< back to articles listings

Make 2023 the Year of Managed Expectations

by Jay Reeves |

Want a New Year’s Resolution that’s free, painless and guaranteed to improve your Law Life?

Resolve to make 2023 the Year of Managed Expectations. 

To succeed, you don’t have to join a gym, swear off Ghirardelli Premium Chocolate Squares, or cancel Netflix. You will have to change your thinking – and perhaps a behavior or two. But if you stick with it, great riches will come your way.

I know this because after 40 years in the profession (much of it representing lawyers in trouble) I’ve observed that happy, successful attorneys are invariably good at managing expectations – starting with their own and including those of their clients, colleagues, workmates and family.

Unhappy lawyers, not so much.

Here then, in the spirit of fresh starts, is a crash course in Expectation Management 101.


Managing Expectations Tip #1: What you see is not always what you get.

Psychologists tell us when we expect a certain outcome, our brain can trick us into believing it’s inevitable. We already “see” it happening. The only question is when. 

That’s why it’s important to ask new clients questions like: “What do you want? How do you think I can help? How would you describe a successful outcome to your case?”  


Managing Expectations Tip #2: Your words will come back to haunt you.

The first of The Four Agreements: A Practical Guide to Personal Freedom, by Don Miguel Ruiz, is “Be impeccable with your words.” 

Idle talk (“Your case is a slam dunk… I’ll definitely have it finished by tomorrow… There’s no way we can lose.”) is a malpractice plaintiff’s playground. 

Similarly, be careful about musing aloud at the family dinner table that maybe, possibly, someday we might go to Disneyland. You’re thinking: next year, or never. Your kids hear: “We’re going to Disneyland!”


Managing Expectations Tip #3: Under-promise and over-deliver.

Ever been lured into a movie theater by a dynamite trailer, only to find the film itself a colossal dud?

Avoid this in your Law Life by embracing a crescendo strategy of less to more. Start small and finish big. Build to a rousing finale. Clients will give you two thumbs-up and return for the sequel.


Managing Expectations Tip #4: Little things mean a lot.

Most lawyers do a decent job of managing clients’ Big Expectations (“How much money will I get? Will I win at trial? How long will this take?”) 

It’s the Little Expectations that cause trouble.

Example: you tell a client you’ll call them “right back” or “in a few minutes” or “shortly.” An hour passes before you get around to calling. No biggie, right, especially if you apologize? Wrong. It might be a very big deal to the client. At the very least, your credibility has been eroded. If this becomes a pattern, the relationship will crumble.

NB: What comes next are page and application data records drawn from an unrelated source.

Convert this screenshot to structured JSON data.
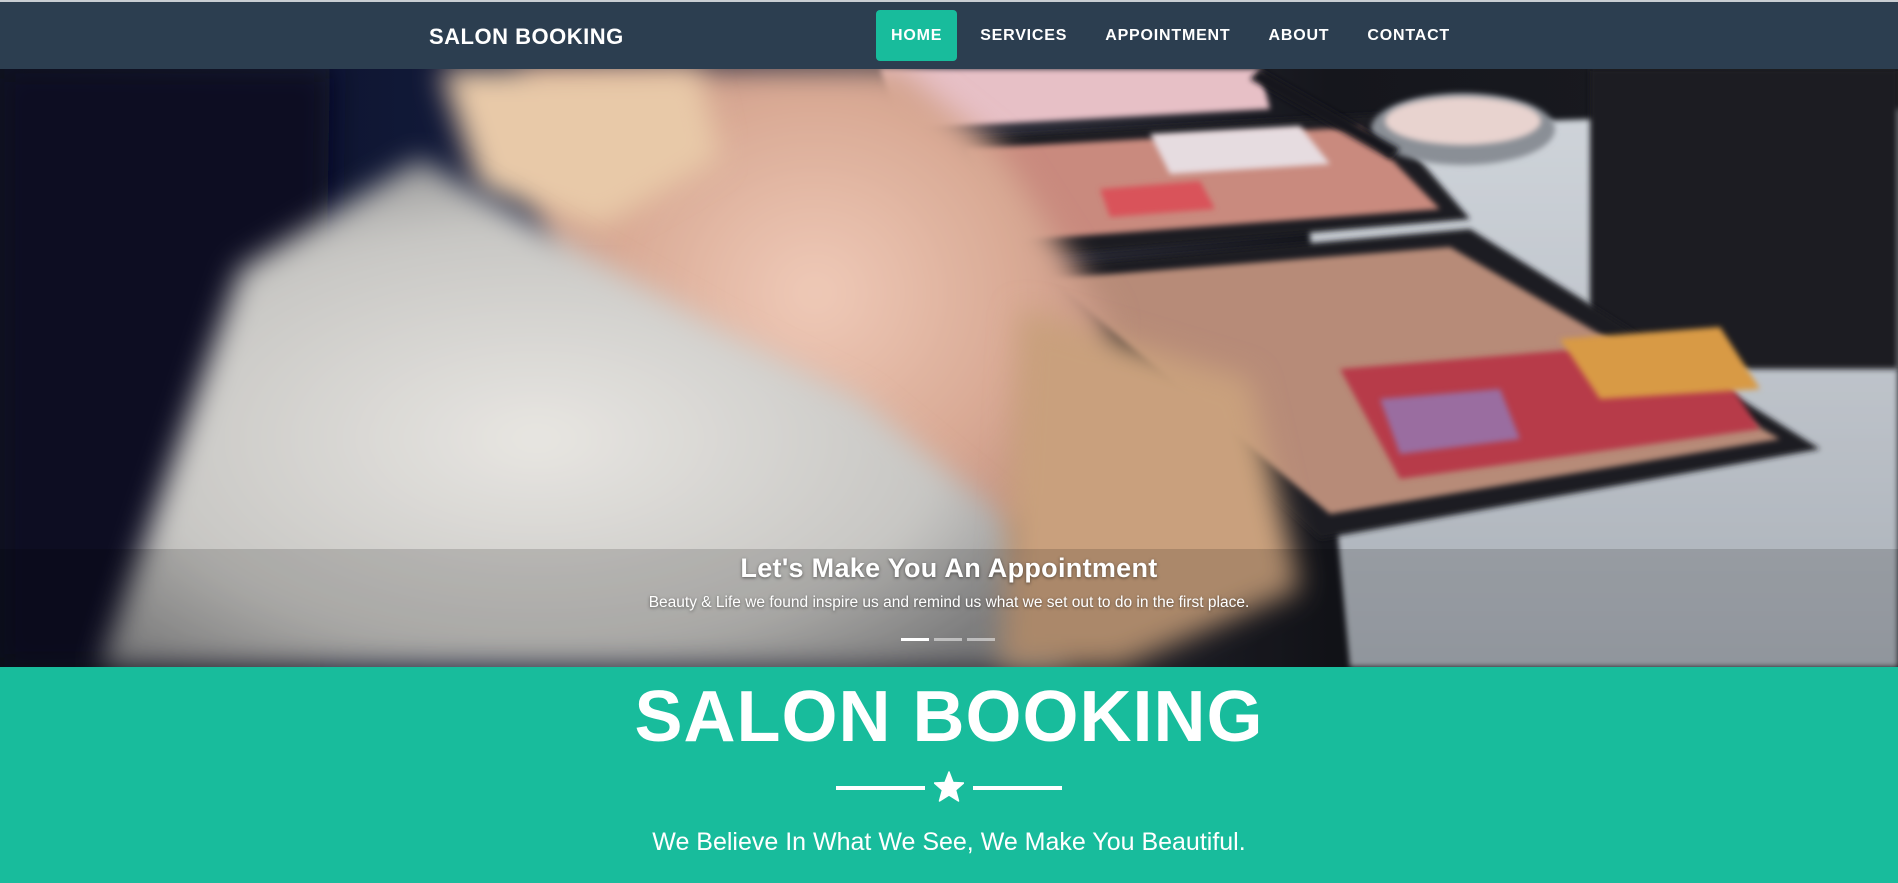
{
  "brand": "SALON BOOKING",
  "nav": {
    "items": [
      {
        "label": "HOME",
        "active": true
      },
      {
        "label": "SERVICES",
        "active": false
      },
      {
        "label": "APPOINTMENT",
        "active": false
      },
      {
        "label": "ABOUT",
        "active": false
      },
      {
        "label": "CONTACT",
        "active": false
      }
    ]
  },
  "hero": {
    "title": "Let's Make You An Appointment",
    "text": "Beauty & Life we found inspire us and remind us what we set out to do in the first place.",
    "slides_total": 3,
    "active_slide": 1
  },
  "masthead": {
    "title": "SALON BOOKING",
    "icon": "star-icon",
    "subtitle": "We Believe In What We See, We Make You Beautiful."
  },
  "colors": {
    "navbar": "#2c3e50",
    "accent": "#18bc9c",
    "text": "#ffffff"
  }
}
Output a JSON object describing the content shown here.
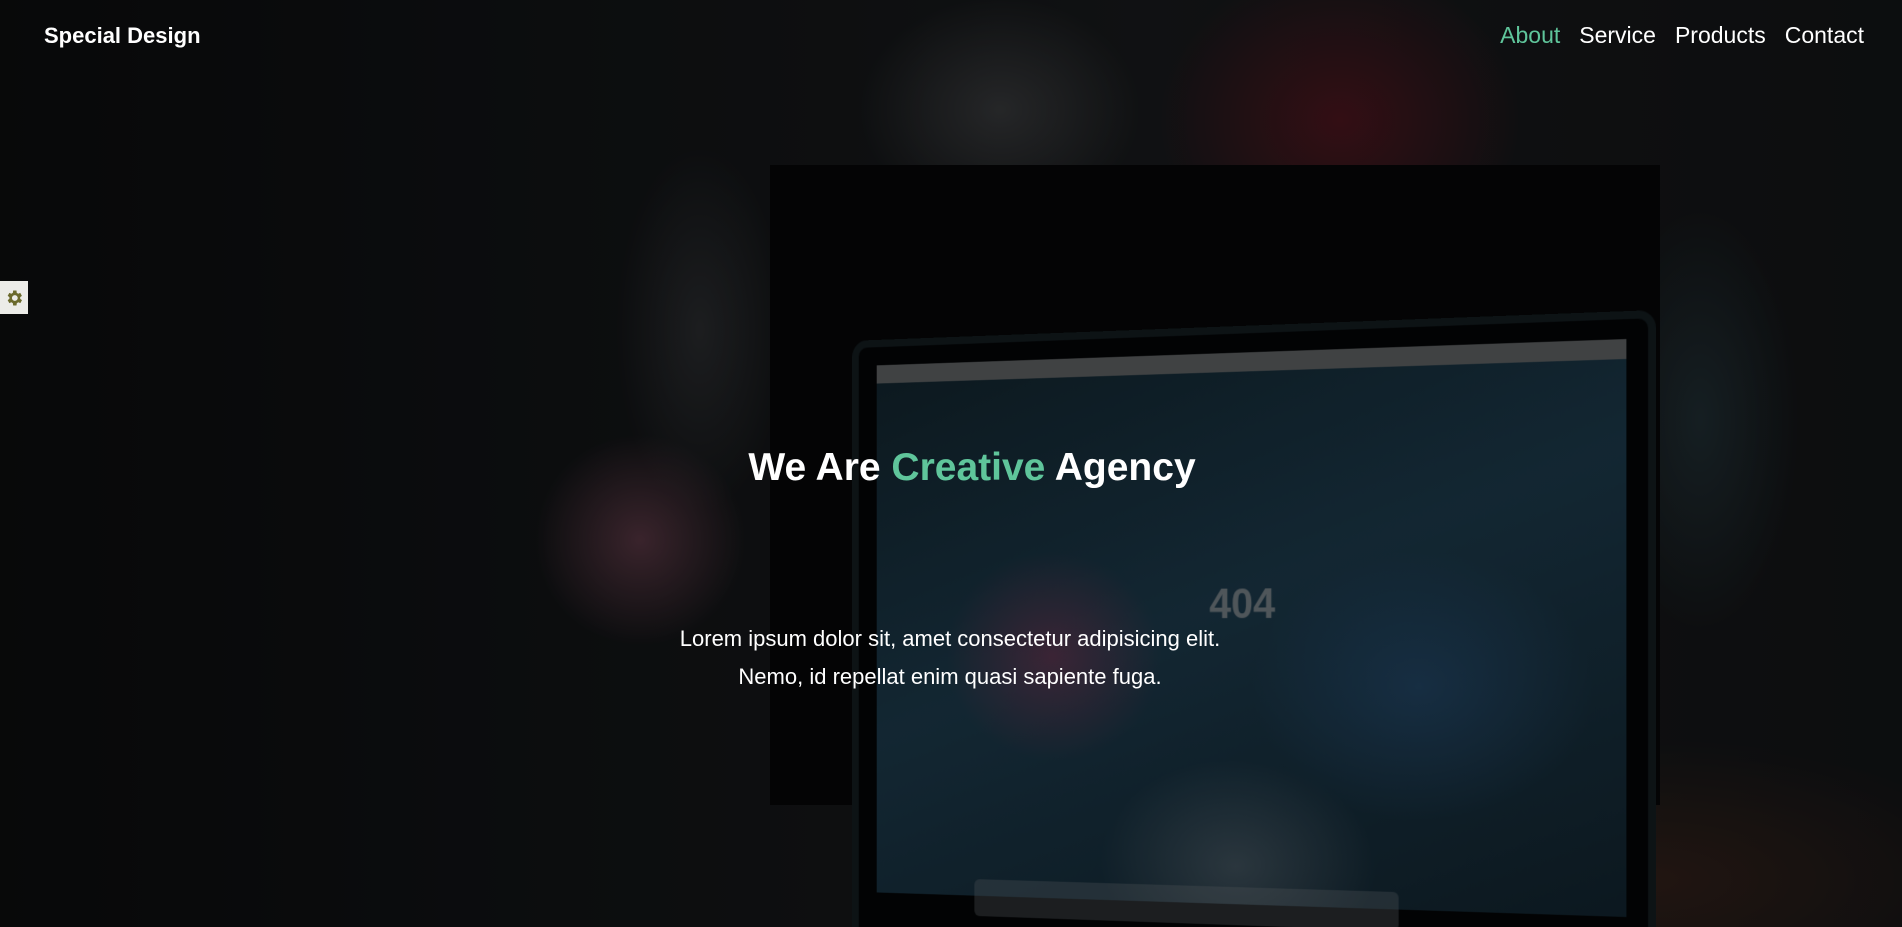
{
  "header": {
    "logo": "Special Design",
    "nav": [
      {
        "label": "About",
        "active": true
      },
      {
        "label": "Service",
        "active": false
      },
      {
        "label": "Products",
        "active": false
      },
      {
        "label": "Contact",
        "active": false
      }
    ]
  },
  "settings": {
    "icon": "gear-icon"
  },
  "hero": {
    "title_before": "We Are",
    "title_accent": "Creative",
    "title_after": "Agency",
    "description": "Lorem ipsum dolor sit, amet consectetur adipisicing elit. Nemo, id repellat enim quasi sapiente fuga."
  },
  "background_screen": {
    "error_code": "404"
  },
  "colors": {
    "accent": "#5fc59b",
    "text": "#ffffff",
    "settings_bg": "#ecece8",
    "settings_icon": "#6b6a2c"
  }
}
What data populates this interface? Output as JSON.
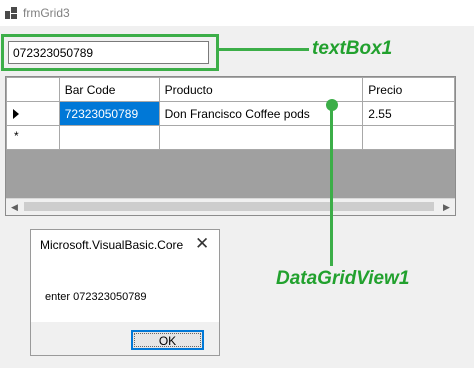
{
  "window": {
    "title": "frmGrid3"
  },
  "textbox": {
    "value": "072323050789"
  },
  "annotations": {
    "textbox_label": "textBox1",
    "grid_label": "DataGridView1",
    "accent": "#3cae48"
  },
  "grid": {
    "columns": [
      "Bar Code",
      "Producto",
      "Precio"
    ],
    "rows": [
      {
        "bar_code": "72323050789",
        "producto": "Don Francisco Coffee pods",
        "precio": "2.55"
      }
    ],
    "new_row_marker": "*",
    "selection_color": "#0078d7"
  },
  "messagebox": {
    "title": "Microsoft.VisualBasic.Core",
    "close_glyph": "✕",
    "text": "enter 072323050789",
    "ok_label": "OK"
  }
}
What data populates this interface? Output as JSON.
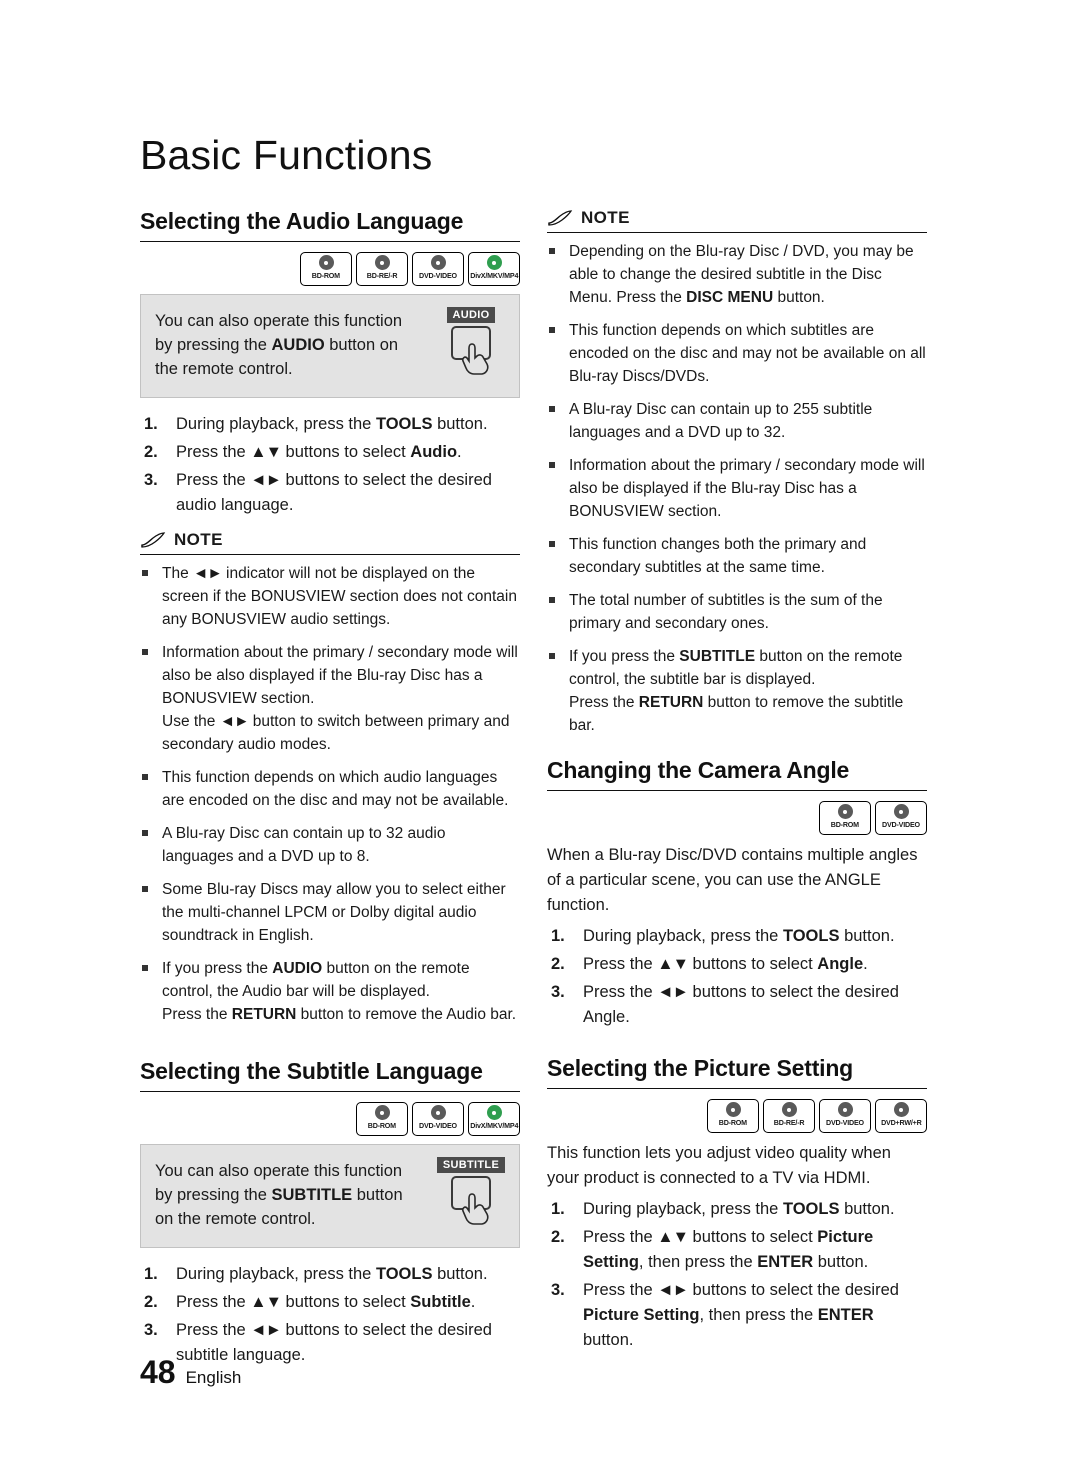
{
  "chapter": {
    "title": "Basic Functions"
  },
  "footer": {
    "page_number": "48",
    "language": "English"
  },
  "note_label": "NOTE",
  "sections": {
    "audio_language": {
      "title": "Selecting the Audio Language",
      "badges": [
        {
          "label": "BD-ROM",
          "color": "grey"
        },
        {
          "label": "BD-RE/-R",
          "color": "grey"
        },
        {
          "label": "DVD-VIDEO",
          "color": "grey"
        },
        {
          "label": "DivX/MKV/MP4",
          "color": "green"
        }
      ],
      "tip_text": "You can also operate this function by pressing the AUDIO button on the remote control.",
      "tip_key": "AUDIO",
      "steps": [
        "During playback, press the TOOLS button.",
        "Press the ▲▼ buttons to select Audio.",
        "Press the ◄► buttons to select the desired audio language."
      ],
      "notes": [
        "The ◄► indicator will not be displayed on the screen if the BONUSVIEW section does not contain any BONUSVIEW audio settings.",
        "Information about the primary / secondary mode will also be also displayed if the Blu-ray Disc has a BONUSVIEW section. Use the ◄► button to switch between primary and secondary audio modes.",
        "This function depends on which audio languages are encoded on the disc and may not be available.",
        "A Blu-ray Disc can contain up to 32 audio languages and a DVD up to 8.",
        "Some Blu-ray Discs may allow you to select either the multi-channel LPCM or Dolby digital audio soundtrack in English.",
        "If you press the AUDIO button on the remote control, the Audio bar will be displayed. Press the RETURN button to remove the Audio bar."
      ]
    },
    "subtitle_language": {
      "title": "Selecting the Subtitle Language",
      "badges": [
        {
          "label": "BD-ROM",
          "color": "grey"
        },
        {
          "label": "DVD-VIDEO",
          "color": "grey"
        },
        {
          "label": "DivX/MKV/MP4",
          "color": "green"
        }
      ],
      "tip_text": "You can also operate this function by pressing the SUBTITLE button on the remote control.",
      "tip_key": "SUBTITLE",
      "steps": [
        "During playback, press the TOOLS button.",
        "Press the ▲▼ buttons to select Subtitle.",
        "Press the ◄► buttons to select the desired subtitle language."
      ],
      "notes": [
        "Depending on the Blu-ray Disc / DVD, you may be able to change the desired subtitle in the Disc Menu. Press the DISC MENU button.",
        "This function depends on which subtitles are encoded on the disc and may not be available on all Blu-ray Discs/DVDs.",
        "A Blu-ray Disc can contain up to 255 subtitle languages and a DVD up to 32.",
        "Information about the primary / secondary mode will also be displayed if the Blu-ray Disc has a BONUSVIEW section.",
        "This function changes both the primary and secondary subtitles at the same time.",
        "The total number of subtitles is the sum of the primary and secondary ones.",
        "If you press the SUBTITLE button on the remote control, the subtitle bar is displayed. Press the RETURN button to remove the subtitle bar."
      ]
    },
    "camera_angle": {
      "title": "Changing the Camera Angle",
      "badges": [
        {
          "label": "BD-ROM",
          "color": "grey"
        },
        {
          "label": "DVD-VIDEO",
          "color": "grey"
        }
      ],
      "intro": "When a Blu-ray Disc/DVD contains multiple angles of a particular scene, you can use the ANGLE function.",
      "steps": [
        "During playback, press the TOOLS button.",
        "Press the ▲▼ buttons to select Angle.",
        "Press the ◄► buttons to select the desired Angle."
      ]
    },
    "picture_setting": {
      "title": "Selecting the Picture Setting",
      "badges": [
        {
          "label": "BD-ROM",
          "color": "grey"
        },
        {
          "label": "BD-RE/-R",
          "color": "grey"
        },
        {
          "label": "DVD-VIDEO",
          "color": "grey"
        },
        {
          "label": "DVD+RW/+R",
          "color": "grey"
        }
      ],
      "intro": "This function lets you adjust video quality when your product is connected to a TV via HDMI.",
      "steps": [
        "During playback, press the TOOLS button.",
        "Press the ▲▼ buttons to select Picture Setting, then press the ENTER button.",
        "Press the ◄► buttons to select the desired Picture Setting, then press the ENTER button."
      ]
    }
  }
}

Managing Expectations Tip #5: Put it in writing.

According to the marketing adage “seven times, seven ways,” a message must be communicated repeatedly across different channels before it fully sinks in.

This is especially true for clients, who may be too distressed, distrustful or distracted to hear anything you say. Even if they are listening, they might not understand.

Avoid a communication breakdown with plain English, simple explanations and impeccable words (see Tip #3). Use written scripts, intake forms and “What to Expect in Your Case” handouts. Follow up with an email or letter confirming what you said.


Managing Expectations Tip #6: Stay in the here and now.

By definition, an expectation is future-based. And while it’s fine to have dreams and goals, it’s important to keep yourself and your client grounded in the present. That’s where the action is. Be patient, don’t get ahead of yourself, one step at a time.


Managing Expectations Tip #7: Adjust when necessary.

Life is always changing. Our expectations should change with it. Expectations that are rigid, rooted and refuse to adapt to changed circumstances will result in misery.

The authors of Engineering Happiness: A New Approach for Building a Joyful Life have come up with this formula: Happiness equals reality minus shifting expectations. To the extent our expectations align with reality, we are happy. To the extent they exceed what is real and possible, we are unhappy. 

Law Life Libretto: “For last year’s words belong to last year’s language. / And next year’s words await another voice. / And to make an end is to make a beginning.” (T.S. Eliot, Little Gidding)

Law Life Libretto, Part 2: “Cheers to a new year and another chance to get it right.” (Oprah)


About the Author

Jay Reeves

Jay Reeves practiced law in North Carolina and South Carolina. He was Legal Editor at Lawyers Weekly and Risk Manager at Lawyers Mutual. He is the author of The Most Powerful Attorney in the World, a collection of short stories from a law life well-lived, which as the seasons pass becomes less about law and liability and more about loss, love, longing, laughter and life's lasting luminescence.

Read More by Jay >

Subscribe to Our Newsletter

Newsletter Signup